Namely, Patch was not even in the top four at the beginning or middle of the Louisiana Derby. Instead, it was all about the jockey, Tyler Gaffalione, and their ability to communicate with Patch to both reserve energy early in the race and to fire up his engine right before the end of the race.
The commentator for the 2017 Louisiana Derby was talking about other horses for almost the entire race, and then Patch suddenly appeared in the top four. Right before the race ended, Patch sailed into second place right at the finish line.
Seasoned horse racing fans will hear this Louisiana Derby commentary and know exactly why Patch is a great horse. Namely, Patch has the basics of what makes a horse a winner — and he also does what some thoroughbreds have trouble with: working well with the jockey.
Calvin Borel rode Mine That Bird to victory in 2009, and he was trained by Chip Woolley, D. Wayne, Lukas, David Cotey, and Richard Mandella. Calvin Borel is a seasoned and award-winning jockey with decades of experience — so it is no surprise that Mine That Bird had a chance at winning with Borel on his back.
For now, there are no news updates that state Patch will be ridden by Tyler Gaffalione: but I don’t need him to be the top jockey pick for this horse for the 2017 Kentucky Derby.
For example, Tyler Gaffalione has only been a pro jockey since 2014, according to Horse Racing Nation.
While Calvin Borel might have been a good reason that Mine That Bird won the Kentucky Derby in 2009, Patch might not need a seasoned jockey for the 2017 Kentucky Derby.
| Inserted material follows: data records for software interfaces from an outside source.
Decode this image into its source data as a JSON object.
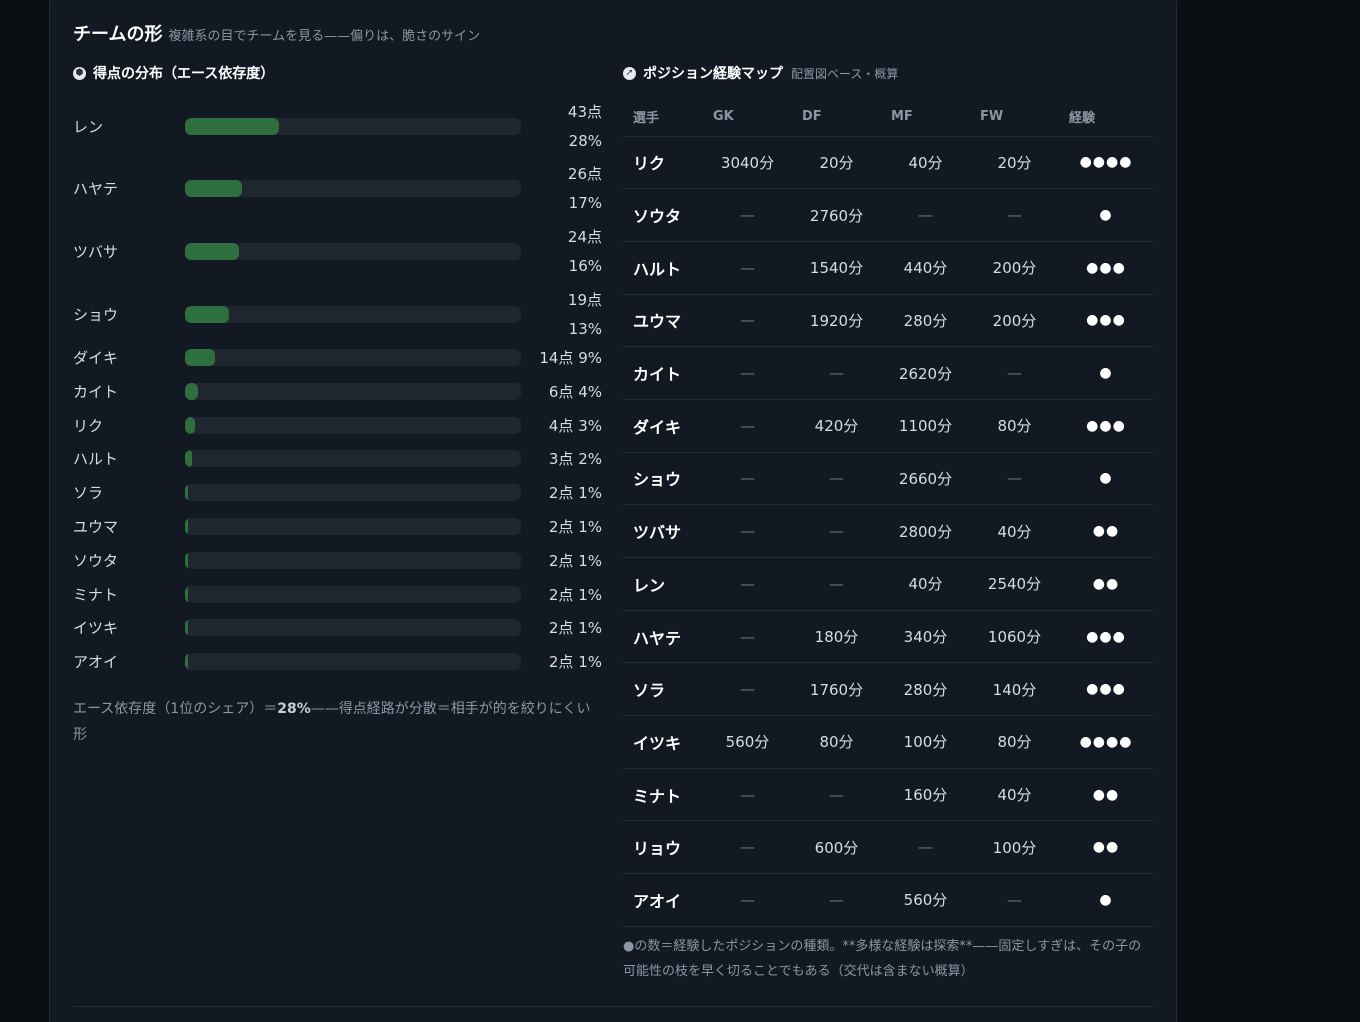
{
  "header": {
    "title": "チームの形",
    "subtitle": "複雑系の目でチームを見る——偏りは、脆さのサイン"
  },
  "score_section": {
    "title": "得点の分布（エース依存度）",
    "note_prefix": "エース依存度（1位のシェア）＝",
    "note_value": "28%",
    "note_suffix": "——得点経路が分散＝相手が的を絞りにくい形",
    "players": [
      {
        "name": "レン",
        "points": "43点",
        "share": "28%",
        "fraction": 0.28
      },
      {
        "name": "ハヤテ",
        "points": "26点",
        "share": "17%",
        "fraction": 0.17
      },
      {
        "name": "ツバサ",
        "points": "24点",
        "share": "16%",
        "fraction": 0.16
      },
      {
        "name": "ショウ",
        "points": "19点",
        "share": "13%",
        "fraction": 0.13
      },
      {
        "name": "ダイキ",
        "points": "14点",
        "share": "9%",
        "fraction": 0.09
      },
      {
        "name": "カイト",
        "points": "6点",
        "share": "4%",
        "fraction": 0.04
      },
      {
        "name": "リク",
        "points": "4点",
        "share": "3%",
        "fraction": 0.03
      },
      {
        "name": "ハルト",
        "points": "3点",
        "share": "2%",
        "fraction": 0.02
      },
      {
        "name": "ソラ",
        "points": "2点",
        "share": "1%",
        "fraction": 0.01
      },
      {
        "name": "ユウマ",
        "points": "2点",
        "share": "1%",
        "fraction": 0.01
      },
      {
        "name": "ソウタ",
        "points": "2点",
        "share": "1%",
        "fraction": 0.01
      },
      {
        "name": "ミナト",
        "points": "2点",
        "share": "1%",
        "fraction": 0.01
      },
      {
        "name": "イツキ",
        "points": "2点",
        "share": "1%",
        "fraction": 0.01
      },
      {
        "name": "アオイ",
        "points": "2点",
        "share": "1%",
        "fraction": 0.01
      }
    ]
  },
  "position_section": {
    "title": "ポジション経験マップ",
    "subtitle": "配置図ベース・概算",
    "columns": [
      "選手",
      "GK",
      "DF",
      "MF",
      "FW",
      "経験"
    ],
    "rows": [
      {
        "name": "リク",
        "gk": "3040分",
        "df": "20分",
        "mf": "40分",
        "fw": "20分",
        "exp": "●●●●"
      },
      {
        "name": "ソウタ",
        "gk": "—",
        "df": "2760分",
        "mf": "—",
        "fw": "—",
        "exp": "●"
      },
      {
        "name": "ハルト",
        "gk": "—",
        "df": "1540分",
        "mf": "440分",
        "fw": "200分",
        "exp": "●●●"
      },
      {
        "name": "ユウマ",
        "gk": "—",
        "df": "1920分",
        "mf": "280分",
        "fw": "200分",
        "exp": "●●●"
      },
      {
        "name": "カイト",
        "gk": "—",
        "df": "—",
        "mf": "2620分",
        "fw": "—",
        "exp": "●"
      },
      {
        "name": "ダイキ",
        "gk": "—",
        "df": "420分",
        "mf": "1100分",
        "fw": "80分",
        "exp": "●●●"
      },
      {
        "name": "ショウ",
        "gk": "—",
        "df": "—",
        "mf": "2660分",
        "fw": "—",
        "exp": "●"
      },
      {
        "name": "ツバサ",
        "gk": "—",
        "df": "—",
        "mf": "2800分",
        "fw": "40分",
        "exp": "●●"
      },
      {
        "name": "レン",
        "gk": "—",
        "df": "—",
        "mf": "40分",
        "fw": "2540分",
        "exp": "●●"
      },
      {
        "name": "ハヤテ",
        "gk": "—",
        "df": "180分",
        "mf": "340分",
        "fw": "1060分",
        "exp": "●●●"
      },
      {
        "name": "ソラ",
        "gk": "—",
        "df": "1760分",
        "mf": "280分",
        "fw": "140分",
        "exp": "●●●"
      },
      {
        "name": "イツキ",
        "gk": "560分",
        "df": "80分",
        "mf": "100分",
        "fw": "80分",
        "exp": "●●●●"
      },
      {
        "name": "ミナト",
        "gk": "—",
        "df": "—",
        "mf": "160分",
        "fw": "40分",
        "exp": "●●"
      },
      {
        "name": "リョウ",
        "gk": "—",
        "df": "600分",
        "mf": "—",
        "fw": "100分",
        "exp": "●●"
      },
      {
        "name": "アオイ",
        "gk": "—",
        "df": "—",
        "mf": "560分",
        "fw": "—",
        "exp": "●"
      }
    ],
    "note": "●の数＝経験したポジションの種類。**多様な経験は探索**——固定しすぎは、その子の可能性の枝を早く切ることでもある（交代は含まない概算）"
  },
  "icons": {
    "score_section_icon": "soccer-ball-icon",
    "position_section_icon": "compass-icon"
  },
  "colors": {
    "bar_fill": "#2f6f3f",
    "bar_track": "#1f2630",
    "background": "#0b0e13",
    "card": "#131922"
  }
}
This ultimately seals the deal for me that Patch has the edge required to take a Kentucky Derby victory this year.
If there is one more story that sticks out to me besides the fact that Patch is from Calumet Farms and is being trained by top trainer, Todd Pletcher; Patch is also the son of the famous Union Rags.
Kentucky Derby fans might remember that it was Patch’s daddy, Union Rags, that took first-place over Mine That Bird’s third-place at the 2009 Belmont Stakes.
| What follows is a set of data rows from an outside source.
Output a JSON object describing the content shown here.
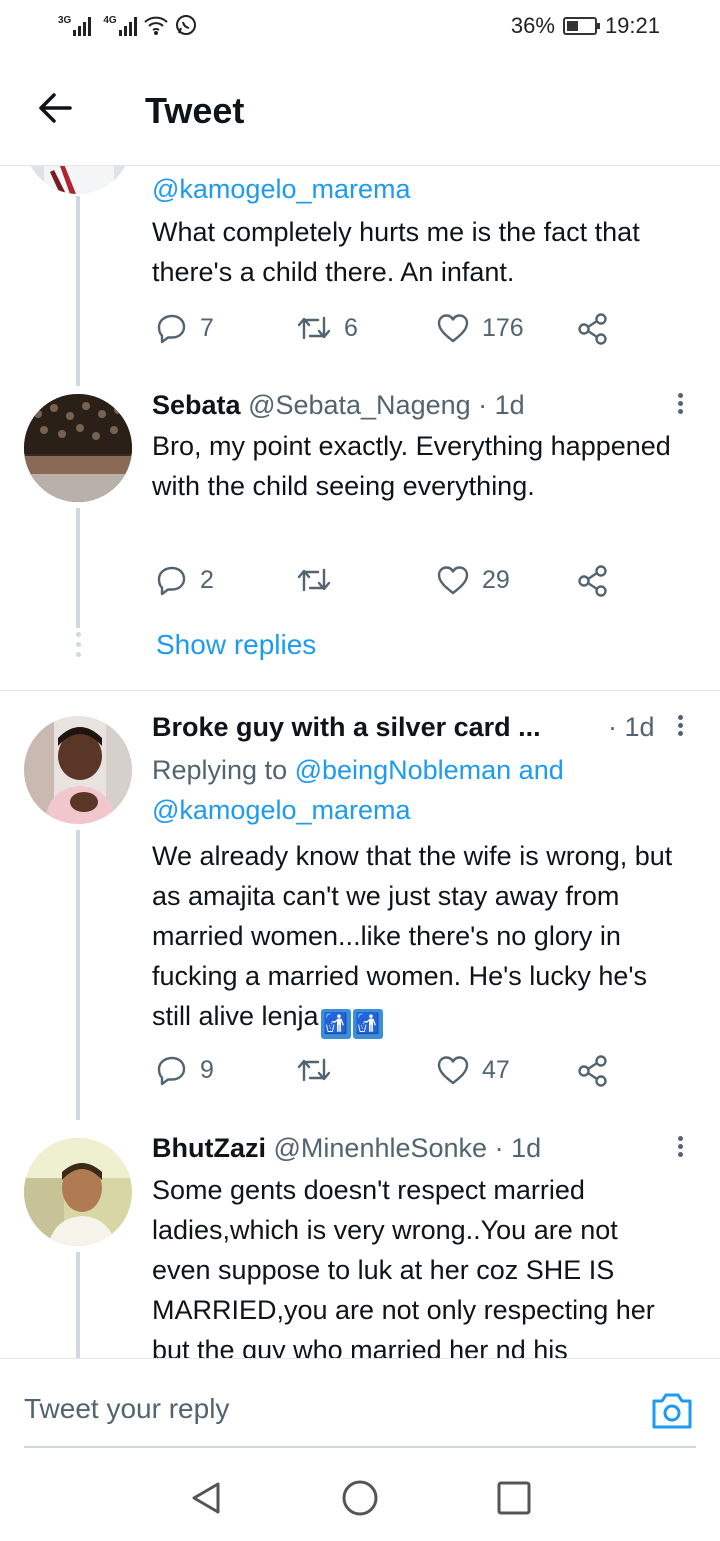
{
  "status_bar": {
    "network1": "3G",
    "network2": "4G",
    "battery": "36%",
    "time": "19:21"
  },
  "header": {
    "title": "Tweet"
  },
  "tweets": [
    {
      "handle": "@kamogelo_marema",
      "text": "What completely hurts me is the fact that there's a child there. An infant.",
      "replies": "7",
      "retweets": "6",
      "likes": "176"
    },
    {
      "name": "Sebata",
      "handle": "@Sebata_Nageng",
      "time": "· 1d",
      "text": "Bro, my point exactly. Everything happened with the child seeing everything.",
      "replies": "2",
      "retweets": "",
      "likes": "29"
    },
    {
      "name": "Broke guy with a silver card ...",
      "time": "· 1d",
      "replying_prefix": "Replying to",
      "replying_to_1": "@beingNobleman",
      "replying_and": "and",
      "replying_to_2": "@kamogelo_marema",
      "text": "We already know that the wife is wrong, but as amajita can't we just stay away from married women...like there's no glory in fucking a married women. He's lucky he's still alive lenja",
      "replies": "9",
      "retweets": "",
      "likes": "47"
    },
    {
      "name": "BhutZazi",
      "handle": "@MinenhleSonke",
      "time": "· 1d",
      "text": "Some gents doesn't respect married ladies,which is very wrong..You are not even suppose to luk at her coz SHE IS MARRIED,you are not only respecting her but the guy who married her nd his"
    }
  ],
  "show_replies": "Show replies",
  "composer": {
    "placeholder": "Tweet your reply"
  },
  "colors": {
    "accent": "#1d9bf0",
    "secondary_text": "#536471",
    "thread_line": "#cfd9de"
  },
  "icons": [
    "back-arrow-icon",
    "more-vertical-icon",
    "reply-icon",
    "retweet-icon",
    "like-icon",
    "share-icon",
    "camera-icon",
    "wastebasket-emoji"
  ]
}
As far as not believing in the longshot, it should be noted that Mine That Bird was a win, place or show winner in the 2009 Triple Crown. Mine That Bird won first place at the 2009 Kentucky Derby, second place at the Preakness (to Rachel Alexandra), and third in the Belmont Stakes.
If Patch wins the 2017 Kentucky Derby, he will be joining a list of other top-ranking blind horses such as thoroughbred Tough Sunday and dressage winner, Valiant. Fox Sports points out that Tough Sunday was not only born blind, but also deaf.
Since 2014, deaf and blind Tough Sunday has entered 10 graded stakes horse races and won first place in one race, second place in two races, and third place in five races. In other words, Tough Sunday got win, place, and show in almost every race he’s ever been in except two.
For anyone interested in stories about blind working horses like Patch, Hallmark made a movie called The Long Shot based on a true story. In the movie, Tolo is a dressage horse that goes blind and his trainer helps him make the journey back to the winner’s circle.
[Featured Image by Andy Lyons/Getty Images]